# Task details
Set down a faithful copy of every record, and skip the pictures in it.

# Dataset
[Start of section]
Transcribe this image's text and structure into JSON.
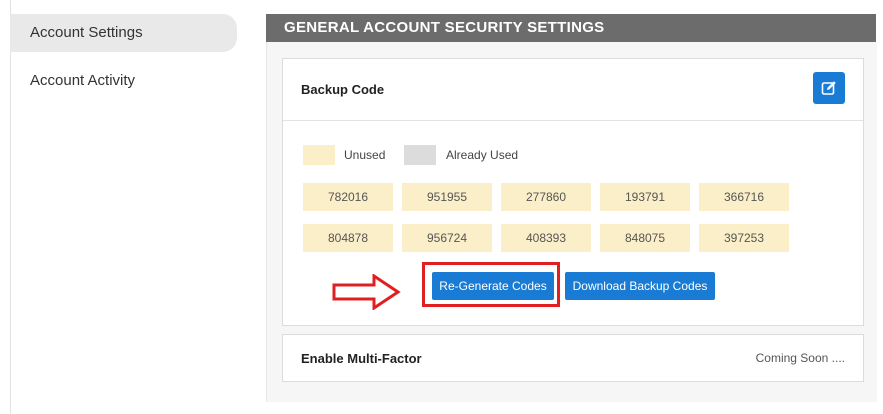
{
  "sidebar": {
    "items": [
      {
        "label": "Account Settings",
        "active": true
      },
      {
        "label": "Account Activity",
        "active": false
      }
    ]
  },
  "section": {
    "title": "GENERAL ACCOUNT SECURITY SETTINGS"
  },
  "backup_code": {
    "title": "Backup Code",
    "edit_icon": "edit-icon",
    "legend": {
      "unused_label": "Unused",
      "used_label": "Already Used",
      "unused_color": "#fbefc9",
      "used_color": "#dcdcdc"
    },
    "codes": [
      [
        "782016",
        "951955",
        "277860",
        "193791",
        "366716"
      ],
      [
        "804878",
        "956724",
        "408393",
        "848075",
        "397253"
      ]
    ],
    "regenerate_label": "Re-Generate Codes",
    "download_label": "Download Backup Codes"
  },
  "multi_factor": {
    "title": "Enable Multi-Factor",
    "status": "Coming Soon ...."
  },
  "colors": {
    "accent": "#1a7bd4",
    "highlight": "#e02020",
    "header_bg": "#6c6c6c"
  }
}
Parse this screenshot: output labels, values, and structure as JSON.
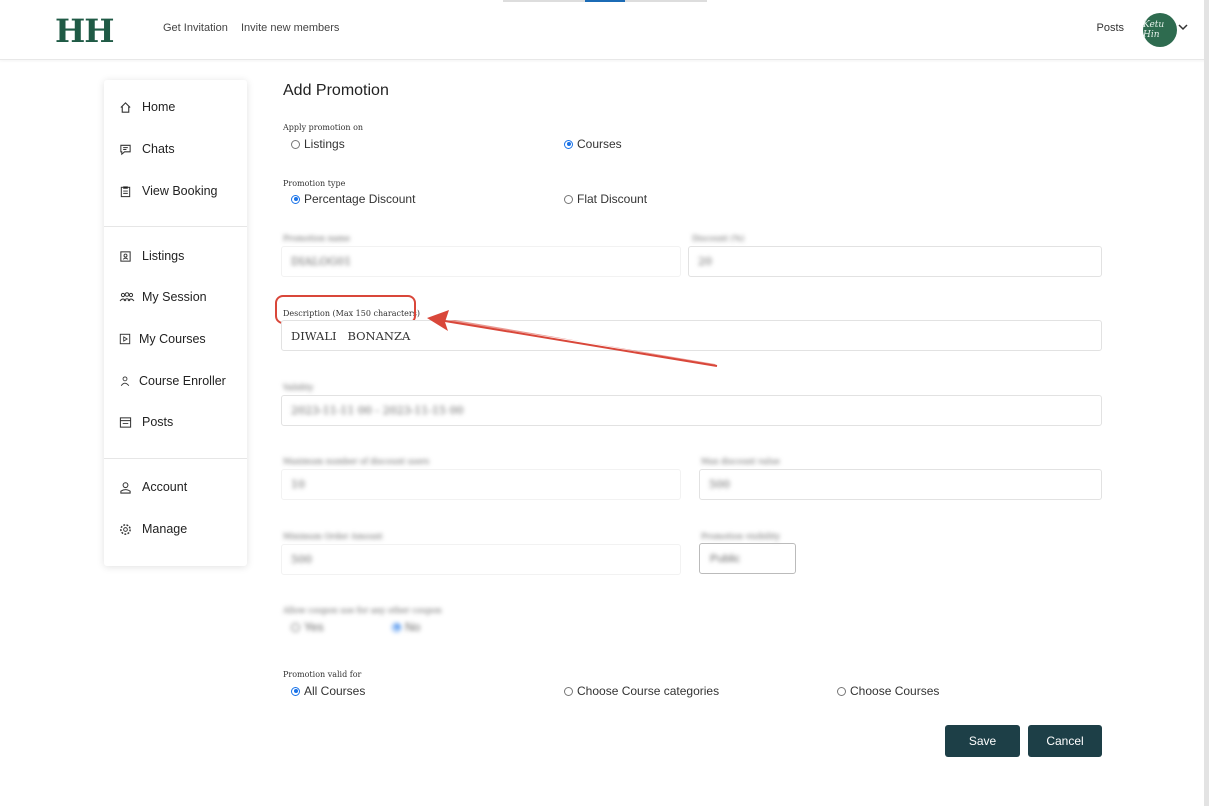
{
  "header": {
    "logo": "HH",
    "nav": [
      "Get Invitation",
      "Invite new members"
    ],
    "posts": "Posts",
    "avatar_text": "Ketu Hin"
  },
  "sidebar": {
    "items": [
      {
        "label": "Home",
        "icon": "home-icon"
      },
      {
        "label": "Chats",
        "icon": "chat-icon"
      },
      {
        "label": "View Booking",
        "icon": "clipboard-icon"
      },
      {
        "label": "Listings",
        "icon": "listing-icon"
      },
      {
        "label": "My Session",
        "icon": "group-icon"
      },
      {
        "label": "My Courses",
        "icon": "play-icon"
      },
      {
        "label": "Course Enroller",
        "icon": "user-icon"
      },
      {
        "label": "Posts",
        "icon": "posts-icon"
      },
      {
        "label": "Account",
        "icon": "account-icon"
      },
      {
        "label": "Manage",
        "icon": "gear-icon"
      }
    ]
  },
  "form": {
    "title": "Add Promotion",
    "apply_on": {
      "label": "Apply promotion on",
      "options": [
        "Listings",
        "Courses"
      ],
      "selected": "Courses"
    },
    "type": {
      "label": "Promotion type",
      "options": [
        "Percentage Discount",
        "Flat Discount"
      ],
      "selected": "Percentage Discount"
    },
    "promotion_name": {
      "label": "Promotion name",
      "value": "DIALOG01"
    },
    "discount": {
      "label": "Discount (%)",
      "value": "20"
    },
    "description": {
      "label": "Description (Max 150 characters)",
      "value": "DIWALI   BONANZA"
    },
    "validity": {
      "label": "Validity",
      "value": "2023-11-11 00 - 2023-11-15 00"
    },
    "max_usage": {
      "label": "Maximum number of discount users",
      "value": "10"
    },
    "max_discount": {
      "label": "Max discount value",
      "value": "500"
    },
    "min_order": {
      "label": "Minimum Order Amount",
      "value": "500"
    },
    "visibility": {
      "label": "Promotion visibility",
      "value": "Public"
    },
    "allow_other": {
      "label": "Allow coupon use for any other coupon",
      "options": [
        "Yes",
        "No"
      ],
      "selected": "No"
    },
    "valid_for": {
      "label": "Promotion valid for",
      "options": [
        "All Courses",
        "Choose Course categories",
        "Choose Courses"
      ],
      "selected": "All Courses"
    },
    "save": "Save",
    "cancel": "Cancel"
  },
  "colors": {
    "brand": "#1f5a45",
    "button": "#1d3f47",
    "highlight": "#d9473a",
    "radio": "#1a73e8"
  }
}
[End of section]
# Output for this exercise
Transcribe this image's text and structure into JSON.
{
  "sidebar": {
    "items": [
      {
        "label": "Account Settings",
        "active": true
      },
      {
        "label": "Account Activity",
        "active": false
      }
    ]
  },
  "section": {
    "title": "GENERAL ACCOUNT SECURITY SETTINGS"
  },
  "backup_code": {
    "title": "Backup Code",
    "edit_icon": "edit-icon",
    "legend": {
      "unused_label": "Unused",
      "used_label": "Already Used",
      "unused_color": "#fbefc9",
      "used_color": "#dcdcdc"
    },
    "codes": [
      [
        "782016",
        "951955",
        "277860",
        "193791",
        "366716"
      ],
      [
        "804878",
        "956724",
        "408393",
        "848075",
        "397253"
      ]
    ],
    "regenerate_label": "Re-Generate Codes",
    "download_label": "Download Backup Codes"
  },
  "multi_factor": {
    "title": "Enable Multi-Factor",
    "status": "Coming Soon ...."
  },
  "colors": {
    "accent": "#1a7bd4",
    "highlight": "#e02020",
    "header_bg": "#6c6c6c"
  }
}
Parse this screenshot: output labels, values, and structure as JSON.
{
  "header": {
    "logo": "HH",
    "nav": [
      "Get Invitation",
      "Invite new members"
    ],
    "posts": "Posts",
    "avatar_text": "Ketu Hin"
  },
  "sidebar": {
    "items": [
      {
        "label": "Home",
        "icon": "home-icon"
      },
      {
        "label": "Chats",
        "icon": "chat-icon"
      },
      {
        "label": "View Booking",
        "icon": "clipboard-icon"
      },
      {
        "label": "Listings",
        "icon": "listing-icon"
      },
      {
        "label": "My Session",
        "icon": "group-icon"
      },
      {
        "label": "My Courses",
        "icon": "play-icon"
      },
      {
        "label": "Course Enroller",
        "icon": "user-icon"
      },
      {
        "label": "Posts",
        "icon": "posts-icon"
      },
      {
        "label": "Account",
        "icon": "account-icon"
      },
      {
        "label": "Manage",
        "icon": "gear-icon"
      }
    ]
  },
  "form": {
    "title": "Add Promotion",
    "apply_on": {
      "label": "Apply promotion on",
      "options": [
        "Listings",
        "Courses"
      ],
      "selected": "Courses"
    },
    "type": {
      "label": "Promotion type",
      "options": [
        "Percentage Discount",
        "Flat Discount"
      ],
      "selected": "Percentage Discount"
    },
    "promotion_name": {
      "label": "Promotion name",
      "value": "DIALOG01"
    },
    "discount": {
      "label": "Discount (%)",
      "value": "20"
    },
    "description": {
      "label": "Description (Max 150 characters)",
      "value": "DIWALI   BONANZA"
    },
    "validity": {
      "label": "Validity",
      "value": "2023-11-11 00 - 2023-11-15 00"
    },
    "max_usage": {
      "label": "Maximum number of discount users",
      "value": "10"
    },
    "max_discount": {
      "label": "Max discount value",
      "value": "500"
    },
    "min_order": {
      "label": "Minimum Order Amount",
      "value": "500"
    },
    "visibility": {
      "label": "Promotion visibility",
      "value": "Public"
    },
    "allow_other": {
      "label": "Allow coupon use for any other coupon",
      "options": [
        "Yes",
        "No"
      ],
      "selected": "No"
    },
    "valid_for": {
      "label": "Promotion valid for",
      "options": [
        "All Courses",
        "Choose Course categories",
        "Choose Courses"
      ],
      "selected": "All Courses"
    },
    "save": "Save",
    "cancel": "Cancel"
  },
  "colors": {
    "brand": "#1f5a45",
    "button": "#1d3f47",
    "highlight": "#d9473a",
    "radio": "#1a73e8"
  }
}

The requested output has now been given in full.